Don't ask!

There might not be such a thing as a "dumb question"...but there sure are questions better left unasked.

If by this point in your educational career the only thing you find the need to ask your professor* in class is "Is that going to be on the quiz tomorrow?," do us both a favor and don't bother asking questions.

I know many (most, I might hope!) of my students dream, and dream big, imagining the many wonderful things they'll be able to do with the knowledge they'll gain in their classes...even their classes which are sometimes more challenging than they might like them to be at the time.

I know that many of you are working hard to make sense of the tough, tough concepts we talk about day in and day out. (Tough they are: it took brilliant minds centuries to piece together the puzzles we're assembling and disassembling every day in class.)

I also know that some of you are here only because your parents (or your high school teachers, or your guidance counselor, or...) told you that it's the next step that you're expected to take in life: you're not here because you want to be; you're here because you're told to be.

Of those of you reading this who find yourselves in the last group, I might ask the following question (which might, after all, be better left unasked), and I might expect a serious, well-thought-out answer: Why are you here?

* ...your professor who spends more time and effort than you can imagine in plotting a course replete with rich and authentic examples and opportunities for robust, hands-on engagement of central course concepts, for the benefit of students like you, who, I might add, very obviously (whether you know it or not, you're not very skilled at hiding your apathy, my young friend) couldn't give a rat's ass about what you're getting.**

** ...bitter? Nahhh...

1 comment:

Anonymous said...

I am guessing that a freshman in your calculus class asked you this question. I don't mean to generalize about any group of people young, old ect. but it is likely the case that you are the first mathematics professor that they have had in college thus far and it might be difficult for them to gauge how much you put into your classes. I don't know that this excuses disregard for depth in one's educational experience but it might dawn on them if they one day have a mathematics professor who doesn't care about students.

That said, I hope that you know how much so many of your students truly appreciate all that you do and all that you bring into the classroom. I know that the education you have provided me with in mathematics is invaluable.
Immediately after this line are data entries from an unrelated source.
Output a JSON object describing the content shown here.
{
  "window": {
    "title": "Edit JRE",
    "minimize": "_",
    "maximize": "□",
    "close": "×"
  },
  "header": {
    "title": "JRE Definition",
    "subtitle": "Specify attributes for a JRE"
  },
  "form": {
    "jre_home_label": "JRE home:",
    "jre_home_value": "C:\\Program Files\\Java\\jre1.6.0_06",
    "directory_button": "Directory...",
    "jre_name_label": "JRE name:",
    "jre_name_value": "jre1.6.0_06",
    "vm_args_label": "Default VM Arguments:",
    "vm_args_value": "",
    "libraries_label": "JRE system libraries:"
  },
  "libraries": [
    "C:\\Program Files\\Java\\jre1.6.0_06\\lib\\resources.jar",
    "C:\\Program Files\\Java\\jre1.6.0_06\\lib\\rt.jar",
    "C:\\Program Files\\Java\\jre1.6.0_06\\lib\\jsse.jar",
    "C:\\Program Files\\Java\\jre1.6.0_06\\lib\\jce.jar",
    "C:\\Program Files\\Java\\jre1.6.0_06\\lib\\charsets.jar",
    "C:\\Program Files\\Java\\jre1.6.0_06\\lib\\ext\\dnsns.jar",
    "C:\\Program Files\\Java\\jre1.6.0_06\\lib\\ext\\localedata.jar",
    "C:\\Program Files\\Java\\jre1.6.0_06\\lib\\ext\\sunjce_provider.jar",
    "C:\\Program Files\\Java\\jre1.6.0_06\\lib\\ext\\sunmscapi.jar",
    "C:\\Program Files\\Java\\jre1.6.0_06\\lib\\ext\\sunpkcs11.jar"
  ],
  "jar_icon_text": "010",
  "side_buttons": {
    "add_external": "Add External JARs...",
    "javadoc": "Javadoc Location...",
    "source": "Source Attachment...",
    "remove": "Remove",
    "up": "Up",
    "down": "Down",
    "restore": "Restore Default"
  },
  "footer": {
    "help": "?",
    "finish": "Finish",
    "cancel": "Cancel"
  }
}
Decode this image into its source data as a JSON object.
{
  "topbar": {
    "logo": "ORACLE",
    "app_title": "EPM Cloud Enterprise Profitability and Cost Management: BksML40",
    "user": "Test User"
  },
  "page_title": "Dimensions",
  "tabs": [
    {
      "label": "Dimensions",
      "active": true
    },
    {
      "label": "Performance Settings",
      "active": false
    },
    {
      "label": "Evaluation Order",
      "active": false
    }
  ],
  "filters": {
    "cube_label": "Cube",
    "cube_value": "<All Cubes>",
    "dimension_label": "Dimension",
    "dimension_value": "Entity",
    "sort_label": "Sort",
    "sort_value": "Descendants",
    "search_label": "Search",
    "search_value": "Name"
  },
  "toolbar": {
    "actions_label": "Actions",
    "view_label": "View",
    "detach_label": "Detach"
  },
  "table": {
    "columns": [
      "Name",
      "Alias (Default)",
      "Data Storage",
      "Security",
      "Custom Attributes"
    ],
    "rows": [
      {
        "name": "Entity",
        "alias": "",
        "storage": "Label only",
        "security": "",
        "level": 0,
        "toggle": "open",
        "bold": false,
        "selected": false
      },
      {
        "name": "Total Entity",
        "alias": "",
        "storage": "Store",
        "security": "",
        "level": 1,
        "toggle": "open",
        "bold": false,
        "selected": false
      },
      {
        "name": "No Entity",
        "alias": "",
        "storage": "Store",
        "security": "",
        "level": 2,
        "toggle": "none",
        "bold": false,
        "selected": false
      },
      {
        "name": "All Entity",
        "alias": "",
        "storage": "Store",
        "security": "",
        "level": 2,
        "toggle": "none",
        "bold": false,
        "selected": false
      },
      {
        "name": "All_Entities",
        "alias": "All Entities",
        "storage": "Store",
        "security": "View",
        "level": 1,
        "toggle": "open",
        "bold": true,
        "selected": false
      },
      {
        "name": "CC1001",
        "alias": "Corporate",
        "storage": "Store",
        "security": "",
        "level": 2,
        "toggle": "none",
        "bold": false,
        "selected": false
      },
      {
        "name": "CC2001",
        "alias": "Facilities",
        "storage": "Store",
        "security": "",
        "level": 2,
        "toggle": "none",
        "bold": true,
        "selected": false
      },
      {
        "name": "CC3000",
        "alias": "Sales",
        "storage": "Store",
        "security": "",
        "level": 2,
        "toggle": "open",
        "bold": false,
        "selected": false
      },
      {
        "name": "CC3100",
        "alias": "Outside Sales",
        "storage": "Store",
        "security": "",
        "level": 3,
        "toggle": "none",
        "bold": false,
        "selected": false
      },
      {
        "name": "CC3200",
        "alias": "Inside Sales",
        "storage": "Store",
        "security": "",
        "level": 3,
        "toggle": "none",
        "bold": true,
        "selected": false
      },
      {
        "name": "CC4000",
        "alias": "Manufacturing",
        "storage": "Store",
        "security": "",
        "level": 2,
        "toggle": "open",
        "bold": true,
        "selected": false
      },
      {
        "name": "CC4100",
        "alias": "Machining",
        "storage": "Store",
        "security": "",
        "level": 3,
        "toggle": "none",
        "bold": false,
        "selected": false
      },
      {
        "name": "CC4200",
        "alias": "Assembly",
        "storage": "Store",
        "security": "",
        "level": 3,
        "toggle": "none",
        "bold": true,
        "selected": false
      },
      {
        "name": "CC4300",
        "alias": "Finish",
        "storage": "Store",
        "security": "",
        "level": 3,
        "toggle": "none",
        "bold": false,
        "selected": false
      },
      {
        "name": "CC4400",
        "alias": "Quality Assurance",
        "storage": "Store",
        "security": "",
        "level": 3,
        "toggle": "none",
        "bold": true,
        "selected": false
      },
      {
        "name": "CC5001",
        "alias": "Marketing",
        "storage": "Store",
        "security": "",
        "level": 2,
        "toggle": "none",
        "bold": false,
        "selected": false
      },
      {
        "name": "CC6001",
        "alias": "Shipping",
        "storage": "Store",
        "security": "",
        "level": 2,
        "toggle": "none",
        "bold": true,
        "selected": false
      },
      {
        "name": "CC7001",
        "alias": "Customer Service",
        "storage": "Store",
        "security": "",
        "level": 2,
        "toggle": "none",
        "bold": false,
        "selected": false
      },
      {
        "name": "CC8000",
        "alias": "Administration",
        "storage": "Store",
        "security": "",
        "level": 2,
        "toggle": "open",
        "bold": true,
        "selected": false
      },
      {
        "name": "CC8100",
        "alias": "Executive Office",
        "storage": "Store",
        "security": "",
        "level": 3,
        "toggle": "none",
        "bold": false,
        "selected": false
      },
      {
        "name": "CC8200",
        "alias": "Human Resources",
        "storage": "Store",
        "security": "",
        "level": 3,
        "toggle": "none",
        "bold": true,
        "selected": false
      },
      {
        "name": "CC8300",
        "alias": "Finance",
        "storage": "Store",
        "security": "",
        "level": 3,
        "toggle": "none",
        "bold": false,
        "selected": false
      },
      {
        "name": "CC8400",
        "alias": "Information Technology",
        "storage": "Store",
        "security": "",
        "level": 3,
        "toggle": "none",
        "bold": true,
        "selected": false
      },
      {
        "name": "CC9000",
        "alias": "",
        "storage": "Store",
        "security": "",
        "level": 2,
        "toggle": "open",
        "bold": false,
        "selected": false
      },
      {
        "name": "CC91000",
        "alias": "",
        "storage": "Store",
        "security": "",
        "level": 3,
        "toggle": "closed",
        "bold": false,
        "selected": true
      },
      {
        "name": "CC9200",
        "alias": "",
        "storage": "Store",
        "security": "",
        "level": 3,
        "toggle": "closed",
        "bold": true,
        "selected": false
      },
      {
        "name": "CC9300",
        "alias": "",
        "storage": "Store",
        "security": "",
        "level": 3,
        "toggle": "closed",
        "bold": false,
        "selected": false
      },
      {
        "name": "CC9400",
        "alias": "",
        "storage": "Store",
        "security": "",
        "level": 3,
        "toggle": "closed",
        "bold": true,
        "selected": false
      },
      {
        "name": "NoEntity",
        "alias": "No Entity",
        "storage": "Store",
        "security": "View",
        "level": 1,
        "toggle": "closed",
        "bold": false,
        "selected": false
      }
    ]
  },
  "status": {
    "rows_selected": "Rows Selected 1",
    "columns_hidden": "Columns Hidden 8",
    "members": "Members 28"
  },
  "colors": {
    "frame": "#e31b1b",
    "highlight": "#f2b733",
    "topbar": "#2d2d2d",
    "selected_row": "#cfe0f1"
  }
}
I hope to one day find a career as a professor, albeit not in mathematics. In any case though, if this dream of mine is realized I will consider myself a success if I can be as effective and passionate about teaching as you are.